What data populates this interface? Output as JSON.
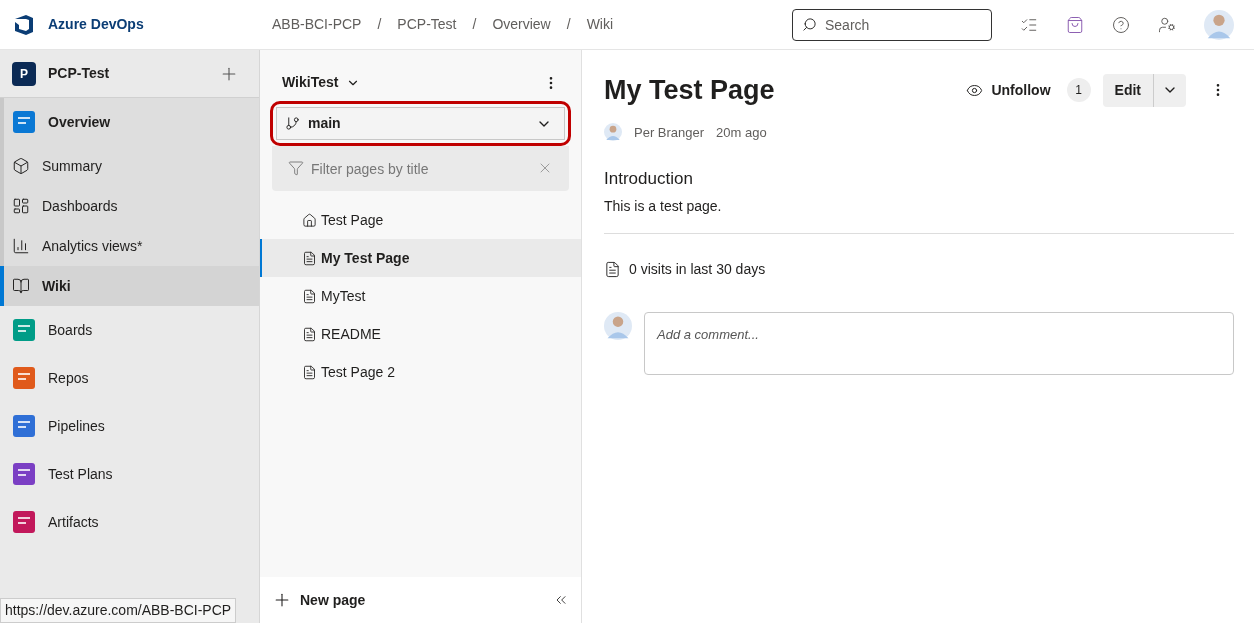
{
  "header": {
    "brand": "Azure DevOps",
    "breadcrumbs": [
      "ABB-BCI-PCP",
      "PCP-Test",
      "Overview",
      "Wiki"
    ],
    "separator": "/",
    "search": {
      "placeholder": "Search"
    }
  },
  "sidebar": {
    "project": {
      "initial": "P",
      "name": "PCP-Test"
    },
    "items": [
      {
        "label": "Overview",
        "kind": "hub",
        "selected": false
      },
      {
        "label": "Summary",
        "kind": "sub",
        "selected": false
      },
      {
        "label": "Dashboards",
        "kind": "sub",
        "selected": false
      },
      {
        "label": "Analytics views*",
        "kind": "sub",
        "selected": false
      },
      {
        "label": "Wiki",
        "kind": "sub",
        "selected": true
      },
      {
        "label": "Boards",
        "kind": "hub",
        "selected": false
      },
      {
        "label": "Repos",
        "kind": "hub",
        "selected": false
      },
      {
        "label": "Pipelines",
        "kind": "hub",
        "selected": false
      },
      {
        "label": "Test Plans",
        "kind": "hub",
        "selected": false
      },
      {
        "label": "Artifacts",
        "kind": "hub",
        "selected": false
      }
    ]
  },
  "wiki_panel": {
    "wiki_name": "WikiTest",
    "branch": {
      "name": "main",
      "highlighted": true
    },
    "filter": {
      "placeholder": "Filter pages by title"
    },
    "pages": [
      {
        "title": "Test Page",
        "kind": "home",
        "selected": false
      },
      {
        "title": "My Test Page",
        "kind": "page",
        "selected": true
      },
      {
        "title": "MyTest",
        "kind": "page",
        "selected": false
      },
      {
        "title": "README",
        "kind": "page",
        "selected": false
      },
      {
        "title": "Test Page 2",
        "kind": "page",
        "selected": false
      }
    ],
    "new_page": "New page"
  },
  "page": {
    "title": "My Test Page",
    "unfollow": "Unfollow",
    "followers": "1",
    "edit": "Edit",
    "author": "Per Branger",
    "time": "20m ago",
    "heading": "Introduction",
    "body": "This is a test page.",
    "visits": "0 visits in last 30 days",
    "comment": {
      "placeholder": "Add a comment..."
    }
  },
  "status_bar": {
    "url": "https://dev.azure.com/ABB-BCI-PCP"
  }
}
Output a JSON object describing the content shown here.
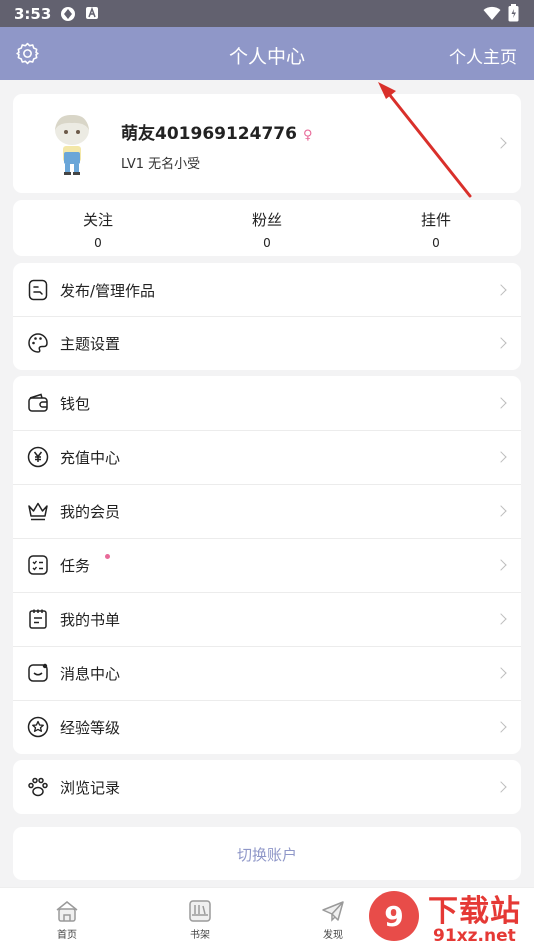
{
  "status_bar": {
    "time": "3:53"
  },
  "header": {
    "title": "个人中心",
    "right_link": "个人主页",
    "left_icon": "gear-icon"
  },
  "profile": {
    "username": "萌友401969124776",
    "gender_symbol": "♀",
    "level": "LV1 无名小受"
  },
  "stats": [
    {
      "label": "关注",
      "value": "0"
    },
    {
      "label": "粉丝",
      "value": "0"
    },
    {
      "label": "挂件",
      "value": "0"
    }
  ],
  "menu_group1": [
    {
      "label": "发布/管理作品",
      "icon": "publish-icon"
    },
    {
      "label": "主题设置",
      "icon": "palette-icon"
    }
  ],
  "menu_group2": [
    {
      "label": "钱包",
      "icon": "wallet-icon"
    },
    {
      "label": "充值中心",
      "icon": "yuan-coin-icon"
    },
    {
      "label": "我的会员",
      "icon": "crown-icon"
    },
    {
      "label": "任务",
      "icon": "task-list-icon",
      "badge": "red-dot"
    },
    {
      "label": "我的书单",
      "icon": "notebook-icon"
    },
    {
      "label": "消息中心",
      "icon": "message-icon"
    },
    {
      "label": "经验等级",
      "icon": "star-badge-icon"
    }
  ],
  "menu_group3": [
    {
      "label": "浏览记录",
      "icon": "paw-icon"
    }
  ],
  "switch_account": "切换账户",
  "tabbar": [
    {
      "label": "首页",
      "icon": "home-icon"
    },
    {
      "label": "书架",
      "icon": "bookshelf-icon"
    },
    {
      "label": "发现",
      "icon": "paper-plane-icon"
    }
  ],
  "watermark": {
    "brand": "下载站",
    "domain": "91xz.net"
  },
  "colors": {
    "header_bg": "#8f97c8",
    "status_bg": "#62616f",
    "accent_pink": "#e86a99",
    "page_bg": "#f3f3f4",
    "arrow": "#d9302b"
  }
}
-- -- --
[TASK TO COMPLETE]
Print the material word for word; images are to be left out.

[SOLUTION TO THIS EXERCISE]
What data populates this interface? Output as JSON.
{
  "header": {
    "brand": "Azure DevOps",
    "breadcrumbs": [
      "ABB-BCI-PCP",
      "PCP-Test",
      "Overview",
      "Wiki"
    ],
    "separator": "/",
    "search": {
      "placeholder": "Search"
    }
  },
  "sidebar": {
    "project": {
      "initial": "P",
      "name": "PCP-Test"
    },
    "items": [
      {
        "label": "Overview",
        "kind": "hub",
        "selected": false
      },
      {
        "label": "Summary",
        "kind": "sub",
        "selected": false
      },
      {
        "label": "Dashboards",
        "kind": "sub",
        "selected": false
      },
      {
        "label": "Analytics views*",
        "kind": "sub",
        "selected": false
      },
      {
        "label": "Wiki",
        "kind": "sub",
        "selected": true
      },
      {
        "label": "Boards",
        "kind": "hub",
        "selected": false
      },
      {
        "label": "Repos",
        "kind": "hub",
        "selected": false
      },
      {
        "label": "Pipelines",
        "kind": "hub",
        "selected": false
      },
      {
        "label": "Test Plans",
        "kind": "hub",
        "selected": false
      },
      {
        "label": "Artifacts",
        "kind": "hub",
        "selected": false
      }
    ]
  },
  "wiki_panel": {
    "wiki_name": "WikiTest",
    "branch": {
      "name": "main",
      "highlighted": true
    },
    "filter": {
      "placeholder": "Filter pages by title"
    },
    "pages": [
      {
        "title": "Test Page",
        "kind": "home",
        "selected": false
      },
      {
        "title": "My Test Page",
        "kind": "page",
        "selected": true
      },
      {
        "title": "MyTest",
        "kind": "page",
        "selected": false
      },
      {
        "title": "README",
        "kind": "page",
        "selected": false
      },
      {
        "title": "Test Page 2",
        "kind": "page",
        "selected": false
      }
    ],
    "new_page": "New page"
  },
  "page": {
    "title": "My Test Page",
    "unfollow": "Unfollow",
    "followers": "1",
    "edit": "Edit",
    "author": "Per Branger",
    "time": "20m ago",
    "heading": "Introduction",
    "body": "This is a test page.",
    "visits": "0 visits in last 30 days",
    "comment": {
      "placeholder": "Add a comment..."
    }
  },
  "status_bar": {
    "url": "https://dev.azure.com/ABB-BCI-PCP"
  }
}
Output a JSON object describing the content shown here.
{
  "status_bar": {
    "time": "3:53"
  },
  "header": {
    "title": "个人中心",
    "right_link": "个人主页",
    "left_icon": "gear-icon"
  },
  "profile": {
    "username": "萌友401969124776",
    "gender_symbol": "♀",
    "level": "LV1 无名小受"
  },
  "stats": [
    {
      "label": "关注",
      "value": "0"
    },
    {
      "label": "粉丝",
      "value": "0"
    },
    {
      "label": "挂件",
      "value": "0"
    }
  ],
  "menu_group1": [
    {
      "label": "发布/管理作品",
      "icon": "publish-icon"
    },
    {
      "label": "主题设置",
      "icon": "palette-icon"
    }
  ],
  "menu_group2": [
    {
      "label": "钱包",
      "icon": "wallet-icon"
    },
    {
      "label": "充值中心",
      "icon": "yuan-coin-icon"
    },
    {
      "label": "我的会员",
      "icon": "crown-icon"
    },
    {
      "label": "任务",
      "icon": "task-list-icon",
      "badge": "red-dot"
    },
    {
      "label": "我的书单",
      "icon": "notebook-icon"
    },
    {
      "label": "消息中心",
      "icon": "message-icon"
    },
    {
      "label": "经验等级",
      "icon": "star-badge-icon"
    }
  ],
  "menu_group3": [
    {
      "label": "浏览记录",
      "icon": "paw-icon"
    }
  ],
  "switch_account": "切换账户",
  "tabbar": [
    {
      "label": "首页",
      "icon": "home-icon"
    },
    {
      "label": "书架",
      "icon": "bookshelf-icon"
    },
    {
      "label": "发现",
      "icon": "paper-plane-icon"
    }
  ],
  "watermark": {
    "brand": "下载站",
    "domain": "91xz.net"
  },
  "colors": {
    "header_bg": "#8f97c8",
    "status_bg": "#62616f",
    "accent_pink": "#e86a99",
    "page_bg": "#f3f3f4",
    "arrow": "#d9302b"
  }
}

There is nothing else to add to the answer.